Start of DATA SUPPLIED

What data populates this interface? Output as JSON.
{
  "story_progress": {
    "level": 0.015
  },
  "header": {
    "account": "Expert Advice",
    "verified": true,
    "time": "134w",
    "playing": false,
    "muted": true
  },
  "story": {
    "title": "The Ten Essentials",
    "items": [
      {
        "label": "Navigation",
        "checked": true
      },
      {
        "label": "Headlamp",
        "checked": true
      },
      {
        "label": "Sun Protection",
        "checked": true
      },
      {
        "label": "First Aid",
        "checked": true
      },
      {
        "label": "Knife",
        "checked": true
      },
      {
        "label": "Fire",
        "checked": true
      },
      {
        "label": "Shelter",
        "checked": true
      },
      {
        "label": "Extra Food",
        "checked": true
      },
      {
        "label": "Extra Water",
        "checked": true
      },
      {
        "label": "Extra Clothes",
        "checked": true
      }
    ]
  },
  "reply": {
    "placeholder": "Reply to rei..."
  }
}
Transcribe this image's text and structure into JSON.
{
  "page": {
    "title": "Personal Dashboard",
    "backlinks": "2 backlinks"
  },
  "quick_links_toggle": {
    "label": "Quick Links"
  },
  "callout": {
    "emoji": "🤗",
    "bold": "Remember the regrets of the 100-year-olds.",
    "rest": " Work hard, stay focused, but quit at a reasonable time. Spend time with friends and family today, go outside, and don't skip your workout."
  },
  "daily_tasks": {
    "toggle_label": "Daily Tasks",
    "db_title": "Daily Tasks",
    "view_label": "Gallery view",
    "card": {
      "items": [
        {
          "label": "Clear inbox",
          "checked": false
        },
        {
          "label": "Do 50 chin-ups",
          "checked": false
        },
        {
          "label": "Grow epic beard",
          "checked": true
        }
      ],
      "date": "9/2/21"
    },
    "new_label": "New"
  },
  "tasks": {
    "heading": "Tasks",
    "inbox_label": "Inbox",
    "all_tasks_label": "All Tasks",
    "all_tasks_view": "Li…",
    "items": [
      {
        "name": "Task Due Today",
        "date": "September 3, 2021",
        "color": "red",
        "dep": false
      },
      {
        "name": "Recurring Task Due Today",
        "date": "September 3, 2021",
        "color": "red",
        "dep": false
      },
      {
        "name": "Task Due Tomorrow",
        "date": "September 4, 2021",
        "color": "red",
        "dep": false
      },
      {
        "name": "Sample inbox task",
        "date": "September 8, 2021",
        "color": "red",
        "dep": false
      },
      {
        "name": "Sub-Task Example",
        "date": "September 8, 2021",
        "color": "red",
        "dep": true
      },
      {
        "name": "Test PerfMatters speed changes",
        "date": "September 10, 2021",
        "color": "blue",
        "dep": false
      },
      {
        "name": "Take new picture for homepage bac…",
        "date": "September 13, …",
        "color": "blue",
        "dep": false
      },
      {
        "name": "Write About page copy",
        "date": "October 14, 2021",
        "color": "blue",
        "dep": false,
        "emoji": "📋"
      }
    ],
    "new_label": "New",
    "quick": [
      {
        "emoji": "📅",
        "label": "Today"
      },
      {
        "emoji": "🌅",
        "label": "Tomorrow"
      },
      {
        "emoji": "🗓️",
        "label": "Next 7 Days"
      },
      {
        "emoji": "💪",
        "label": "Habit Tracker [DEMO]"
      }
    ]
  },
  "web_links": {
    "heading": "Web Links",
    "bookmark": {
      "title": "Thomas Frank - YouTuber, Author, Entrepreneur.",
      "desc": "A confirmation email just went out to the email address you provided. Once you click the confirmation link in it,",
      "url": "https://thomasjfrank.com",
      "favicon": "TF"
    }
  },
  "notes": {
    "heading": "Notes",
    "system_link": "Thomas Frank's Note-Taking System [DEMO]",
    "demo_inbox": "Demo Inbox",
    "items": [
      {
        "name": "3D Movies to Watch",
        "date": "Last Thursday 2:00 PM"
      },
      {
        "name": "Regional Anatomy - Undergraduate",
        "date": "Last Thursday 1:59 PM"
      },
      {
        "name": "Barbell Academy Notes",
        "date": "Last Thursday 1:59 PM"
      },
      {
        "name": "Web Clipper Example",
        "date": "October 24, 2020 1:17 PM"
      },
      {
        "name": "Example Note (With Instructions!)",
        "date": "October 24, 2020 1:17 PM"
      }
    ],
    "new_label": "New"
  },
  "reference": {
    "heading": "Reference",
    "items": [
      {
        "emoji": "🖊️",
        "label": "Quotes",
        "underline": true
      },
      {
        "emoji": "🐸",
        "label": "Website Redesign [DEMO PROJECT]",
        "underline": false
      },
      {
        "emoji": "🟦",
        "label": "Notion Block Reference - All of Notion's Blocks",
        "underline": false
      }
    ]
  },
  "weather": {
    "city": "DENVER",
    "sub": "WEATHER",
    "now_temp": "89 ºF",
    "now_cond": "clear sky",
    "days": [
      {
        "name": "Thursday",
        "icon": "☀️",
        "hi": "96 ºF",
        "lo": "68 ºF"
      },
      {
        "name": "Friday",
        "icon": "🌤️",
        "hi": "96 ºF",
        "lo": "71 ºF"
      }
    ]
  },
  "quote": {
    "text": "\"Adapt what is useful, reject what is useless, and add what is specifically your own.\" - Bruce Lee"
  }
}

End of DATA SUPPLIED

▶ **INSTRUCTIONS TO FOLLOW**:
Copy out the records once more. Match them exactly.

▶ **RESPONSE**:
What data populates this interface? Output as JSON.
{
  "story_progress": {
    "level": 0.015
  },
  "header": {
    "account": "Expert Advice",
    "verified": true,
    "time": "134w",
    "playing": false,
    "muted": true
  },
  "story": {
    "title": "The Ten Essentials",
    "items": [
      {
        "label": "Navigation",
        "checked": true
      },
      {
        "label": "Headlamp",
        "checked": true
      },
      {
        "label": "Sun Protection",
        "checked": true
      },
      {
        "label": "First Aid",
        "checked": true
      },
      {
        "label": "Knife",
        "checked": true
      },
      {
        "label": "Fire",
        "checked": true
      },
      {
        "label": "Shelter",
        "checked": true
      },
      {
        "label": "Extra Food",
        "checked": true
      },
      {
        "label": "Extra Water",
        "checked": true
      },
      {
        "label": "Extra Clothes",
        "checked": true
      }
    ]
  },
  "reply": {
    "placeholder": "Reply to rei..."
  }
}
Transcribe this image's text and structure into JSON.
{
  "page": {
    "title": "Personal Dashboard",
    "backlinks": "2 backlinks"
  },
  "quick_links_toggle": {
    "label": "Quick Links"
  },
  "callout": {
    "emoji": "🤗",
    "bold": "Remember the regrets of the 100-year-olds.",
    "rest": " Work hard, stay focused, but quit at a reasonable time. Spend time with friends and family today, go outside, and don't skip your workout."
  },
  "daily_tasks": {
    "toggle_label": "Daily Tasks",
    "db_title": "Daily Tasks",
    "view_label": "Gallery view",
    "card": {
      "items": [
        {
          "label": "Clear inbox",
          "checked": false
        },
        {
          "label": "Do 50 chin-ups",
          "checked": false
        },
        {
          "label": "Grow epic beard",
          "checked": true
        }
      ],
      "date": "9/2/21"
    },
    "new_label": "New"
  },
  "tasks": {
    "heading": "Tasks",
    "inbox_label": "Inbox",
    "all_tasks_label": "All Tasks",
    "all_tasks_view": "Li…",
    "items": [
      {
        "name": "Task Due Today",
        "date": "September 3, 2021",
        "color": "red",
        "dep": false
      },
      {
        "name": "Recurring Task Due Today",
        "date": "September 3, 2021",
        "color": "red",
        "dep": false
      },
      {
        "name": "Task Due Tomorrow",
        "date": "September 4, 2021",
        "color": "red",
        "dep": false
      },
      {
        "name": "Sample inbox task",
        "date": "September 8, 2021",
        "color": "red",
        "dep": false
      },
      {
        "name": "Sub-Task Example",
        "date": "September 8, 2021",
        "color": "red",
        "dep": true
      },
      {
        "name": "Test PerfMatters speed changes",
        "date": "September 10, 2021",
        "color": "blue",
        "dep": false
      },
      {
        "name": "Take new picture for homepage bac…",
        "date": "September 13, …",
        "color": "blue",
        "dep": false
      },
      {
        "name": "Write About page copy",
        "date": "October 14, 2021",
        "color": "blue",
        "dep": false,
        "emoji": "📋"
      }
    ],
    "new_label": "New",
    "quick": [
      {
        "emoji": "📅",
        "label": "Today"
      },
      {
        "emoji": "🌅",
        "label": "Tomorrow"
      },
      {
        "emoji": "🗓️",
        "label": "Next 7 Days"
      },
      {
        "emoji": "💪",
        "label": "Habit Tracker [DEMO]"
      }
    ]
  },
  "web_links": {
    "heading": "Web Links",
    "bookmark": {
      "title": "Thomas Frank - YouTuber, Author, Entrepreneur.",
      "desc": "A confirmation email just went out to the email address you provided. Once you click the confirmation link in it,",
      "url": "https://thomasjfrank.com",
      "favicon": "TF"
    }
  },
  "notes": {
    "heading": "Notes",
    "system_link": "Thomas Frank's Note-Taking System [DEMO]",
    "demo_inbox": "Demo Inbox",
    "items": [
      {
        "name": "3D Movies to Watch",
        "date": "Last Thursday 2:00 PM"
      },
      {
        "name": "Regional Anatomy - Undergraduate",
        "date": "Last Thursday 1:59 PM"
      },
      {
        "name": "Barbell Academy Notes",
        "date": "Last Thursday 1:59 PM"
      },
      {
        "name": "Web Clipper Example",
        "date": "October 24, 2020 1:17 PM"
      },
      {
        "name": "Example Note (With Instructions!)",
        "date": "October 24, 2020 1:17 PM"
      }
    ],
    "new_label": "New"
  },
  "reference": {
    "heading": "Reference",
    "items": [
      {
        "emoji": "🖊️",
        "label": "Quotes",
        "underline": true
      },
      {
        "emoji": "🐸",
        "label": "Website Redesign [DEMO PROJECT]",
        "underline": false
      },
      {
        "emoji": "🟦",
        "label": "Notion Block Reference - All of Notion's Blocks",
        "underline": false
      }
    ]
  },
  "weather": {
    "city": "DENVER",
    "sub": "WEATHER",
    "now_temp": "89 ºF",
    "now_cond": "clear sky",
    "days": [
      {
        "name": "Thursday",
        "icon": "☀️",
        "hi": "96 ºF",
        "lo": "68 ºF"
      },
      {
        "name": "Friday",
        "icon": "🌤️",
        "hi": "96 ºF",
        "lo": "71 ºF"
      }
    ]
  },
  "quote": {
    "text": "\"Adapt what is useful, reject what is useless, and add what is specifically your own.\" - Bruce Lee"
  }
}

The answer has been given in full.